2-1-1: Tips to stay warm this winter
With chilly nights already arriving, the Coalition to Keep Michigan Warm is working to make sure Michiganians know where they can get help with their utility bills this winter.
If you think you’ll need help, the first place to start is by calling your utility provider. Many providers such as Consumers Energy and DTE have payment plans and programs that can help if you fall behind.
If you’re already behind on your energy bill, two other programs are in place to help you pay off your past-due balance: the Michigan Energy Assistance Program (MEAP) and the Michigan Department of Human Services’ (MDHS) State Emergency Relief program.
You can apply for assistance if your income is at or below 150 percent of the poverty level ($35,775 for a family of four). MEAP starts accepting applications on Oct. 1 and is available year round. Thirteen organizations administer the program in different parts of the state. You can find more information about MEAP at www.michigan.gov/energygrants.
DHS’s State Emergency Relief program starts Nov. 1 and runs through May 31 each year, with applications being accepted starting Nov. 1. You can apply online at www.mibridges.michigan.gov. Numerous community organizations and agencies are trained to help you complete the online application for emergency relief.
It’s not too early to start taking steps to keep your heating bills from getting out of hand. For example, if you heat your home with propane, consider filling up as soon as possible to get the best prices — they tend to go up as the weather gets colder.
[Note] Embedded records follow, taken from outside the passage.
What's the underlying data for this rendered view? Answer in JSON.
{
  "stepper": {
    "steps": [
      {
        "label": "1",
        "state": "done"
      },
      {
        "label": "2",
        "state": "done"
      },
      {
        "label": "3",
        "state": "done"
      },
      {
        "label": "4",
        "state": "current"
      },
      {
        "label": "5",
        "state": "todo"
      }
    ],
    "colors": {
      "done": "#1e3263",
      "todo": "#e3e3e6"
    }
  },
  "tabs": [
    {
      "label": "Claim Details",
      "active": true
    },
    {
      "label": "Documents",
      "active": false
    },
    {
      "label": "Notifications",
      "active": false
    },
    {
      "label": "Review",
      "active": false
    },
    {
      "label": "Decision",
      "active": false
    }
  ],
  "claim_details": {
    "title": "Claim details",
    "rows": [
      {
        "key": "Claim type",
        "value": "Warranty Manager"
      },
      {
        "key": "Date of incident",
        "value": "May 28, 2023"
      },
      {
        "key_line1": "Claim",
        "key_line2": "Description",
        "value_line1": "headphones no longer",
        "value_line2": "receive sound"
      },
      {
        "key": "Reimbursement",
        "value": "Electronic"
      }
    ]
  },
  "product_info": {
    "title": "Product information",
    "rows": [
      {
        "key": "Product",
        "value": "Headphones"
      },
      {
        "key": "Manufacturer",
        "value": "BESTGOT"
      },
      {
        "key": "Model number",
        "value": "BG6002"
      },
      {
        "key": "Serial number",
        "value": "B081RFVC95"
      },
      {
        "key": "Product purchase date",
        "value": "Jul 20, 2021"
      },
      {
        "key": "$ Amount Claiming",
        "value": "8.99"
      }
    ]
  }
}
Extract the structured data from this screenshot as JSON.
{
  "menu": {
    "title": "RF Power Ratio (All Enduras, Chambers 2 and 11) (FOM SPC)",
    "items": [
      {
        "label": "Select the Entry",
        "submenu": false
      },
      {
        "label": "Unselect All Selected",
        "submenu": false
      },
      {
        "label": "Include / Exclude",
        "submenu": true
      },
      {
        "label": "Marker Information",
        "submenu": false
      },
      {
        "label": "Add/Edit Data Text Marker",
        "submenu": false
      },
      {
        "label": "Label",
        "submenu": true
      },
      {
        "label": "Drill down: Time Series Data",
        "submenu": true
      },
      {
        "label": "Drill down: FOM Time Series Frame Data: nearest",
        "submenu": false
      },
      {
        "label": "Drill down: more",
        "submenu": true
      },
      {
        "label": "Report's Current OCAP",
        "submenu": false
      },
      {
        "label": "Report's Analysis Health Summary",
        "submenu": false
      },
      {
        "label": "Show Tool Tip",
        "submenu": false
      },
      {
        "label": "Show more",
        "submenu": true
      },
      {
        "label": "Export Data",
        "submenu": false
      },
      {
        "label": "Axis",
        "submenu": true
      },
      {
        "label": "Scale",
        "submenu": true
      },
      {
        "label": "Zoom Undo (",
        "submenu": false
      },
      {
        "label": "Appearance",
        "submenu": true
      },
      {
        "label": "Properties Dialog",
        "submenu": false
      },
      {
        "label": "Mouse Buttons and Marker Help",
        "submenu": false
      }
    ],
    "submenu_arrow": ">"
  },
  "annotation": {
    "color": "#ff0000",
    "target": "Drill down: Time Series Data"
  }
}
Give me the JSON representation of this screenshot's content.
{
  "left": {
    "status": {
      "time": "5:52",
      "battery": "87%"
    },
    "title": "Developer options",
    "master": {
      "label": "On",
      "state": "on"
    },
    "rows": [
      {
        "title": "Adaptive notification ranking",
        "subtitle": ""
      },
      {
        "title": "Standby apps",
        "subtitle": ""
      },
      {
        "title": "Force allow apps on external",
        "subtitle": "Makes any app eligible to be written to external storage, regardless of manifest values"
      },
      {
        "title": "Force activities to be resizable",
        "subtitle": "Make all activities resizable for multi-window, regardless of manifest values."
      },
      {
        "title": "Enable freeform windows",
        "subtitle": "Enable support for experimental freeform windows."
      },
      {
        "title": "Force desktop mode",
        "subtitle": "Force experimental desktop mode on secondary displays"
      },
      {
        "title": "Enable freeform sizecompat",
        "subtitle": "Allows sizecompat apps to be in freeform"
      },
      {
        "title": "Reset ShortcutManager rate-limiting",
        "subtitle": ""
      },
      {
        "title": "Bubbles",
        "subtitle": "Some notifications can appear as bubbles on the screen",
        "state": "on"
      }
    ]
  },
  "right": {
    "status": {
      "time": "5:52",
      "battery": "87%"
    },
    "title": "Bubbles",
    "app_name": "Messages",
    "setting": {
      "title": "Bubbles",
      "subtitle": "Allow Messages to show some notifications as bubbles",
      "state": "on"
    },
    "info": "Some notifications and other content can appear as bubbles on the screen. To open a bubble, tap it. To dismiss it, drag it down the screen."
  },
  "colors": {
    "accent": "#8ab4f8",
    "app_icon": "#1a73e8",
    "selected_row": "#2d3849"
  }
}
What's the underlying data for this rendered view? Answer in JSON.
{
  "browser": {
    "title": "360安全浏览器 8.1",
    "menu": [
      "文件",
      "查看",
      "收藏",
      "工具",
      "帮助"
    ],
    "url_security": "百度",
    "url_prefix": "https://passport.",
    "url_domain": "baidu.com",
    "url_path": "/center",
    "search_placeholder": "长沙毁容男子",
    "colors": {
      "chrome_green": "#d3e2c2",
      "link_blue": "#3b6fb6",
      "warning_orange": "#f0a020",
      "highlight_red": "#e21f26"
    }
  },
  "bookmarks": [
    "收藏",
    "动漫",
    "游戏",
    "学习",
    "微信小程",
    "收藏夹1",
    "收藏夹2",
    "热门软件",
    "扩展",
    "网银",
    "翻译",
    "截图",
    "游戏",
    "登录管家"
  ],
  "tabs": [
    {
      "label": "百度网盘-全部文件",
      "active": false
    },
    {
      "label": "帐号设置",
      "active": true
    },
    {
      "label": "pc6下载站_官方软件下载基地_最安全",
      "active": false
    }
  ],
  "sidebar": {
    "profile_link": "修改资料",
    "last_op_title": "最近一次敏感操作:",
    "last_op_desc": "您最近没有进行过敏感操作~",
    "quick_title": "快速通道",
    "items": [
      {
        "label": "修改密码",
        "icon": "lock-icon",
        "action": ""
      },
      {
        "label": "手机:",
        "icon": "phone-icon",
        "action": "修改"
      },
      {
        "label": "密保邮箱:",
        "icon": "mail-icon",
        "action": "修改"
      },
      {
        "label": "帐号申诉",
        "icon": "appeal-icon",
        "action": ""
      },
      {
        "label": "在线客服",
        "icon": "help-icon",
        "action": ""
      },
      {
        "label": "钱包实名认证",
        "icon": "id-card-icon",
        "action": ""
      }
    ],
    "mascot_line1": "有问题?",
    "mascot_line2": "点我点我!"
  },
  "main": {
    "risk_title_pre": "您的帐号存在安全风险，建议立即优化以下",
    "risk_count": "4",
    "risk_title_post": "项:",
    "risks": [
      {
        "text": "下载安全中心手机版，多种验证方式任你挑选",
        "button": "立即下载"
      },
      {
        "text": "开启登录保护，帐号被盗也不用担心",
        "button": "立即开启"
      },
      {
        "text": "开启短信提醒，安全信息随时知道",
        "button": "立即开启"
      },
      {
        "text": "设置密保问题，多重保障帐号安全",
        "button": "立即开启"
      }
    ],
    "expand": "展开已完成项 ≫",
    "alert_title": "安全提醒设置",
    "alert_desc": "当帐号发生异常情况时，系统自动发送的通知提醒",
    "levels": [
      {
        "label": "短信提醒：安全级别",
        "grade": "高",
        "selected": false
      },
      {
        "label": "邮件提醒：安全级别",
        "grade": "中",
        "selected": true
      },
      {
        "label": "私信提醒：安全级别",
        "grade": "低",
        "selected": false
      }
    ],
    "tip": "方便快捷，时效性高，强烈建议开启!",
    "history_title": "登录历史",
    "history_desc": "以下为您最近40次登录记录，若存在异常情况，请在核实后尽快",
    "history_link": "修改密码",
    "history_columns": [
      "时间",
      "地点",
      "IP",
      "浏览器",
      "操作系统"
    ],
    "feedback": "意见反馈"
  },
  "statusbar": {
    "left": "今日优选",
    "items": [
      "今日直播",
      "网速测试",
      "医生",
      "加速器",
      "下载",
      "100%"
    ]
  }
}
Many utility providers also have programs to help make homes more energy efficient, enabling you to lower your energy bills.
State law protects senior citizen customers of many utility providers from having their heat disconnected between Nov. 1 and March 31, but it’s important to pay what you can and get assistance when needed to avoid larger bills later on. You can find out more by contacting your utility provider.
A great place to find out more about energy assistance programs is by calling Michigan 2-1-1. Michigan 2-1-1 is a free, confidential service that connects you with local community-based organizations across the state offering thousands of different programs and services for people seeking answers. Last year more than half a million Michigan residents dialed 2-1-1 to get health and human service information and referrals.
Plan ahead and make sure you have the support you need to get by this winter.
Call 2-1-1 today to explore your options.
Shaun Taft is chair of the Coalition to Keep Michigan Warm.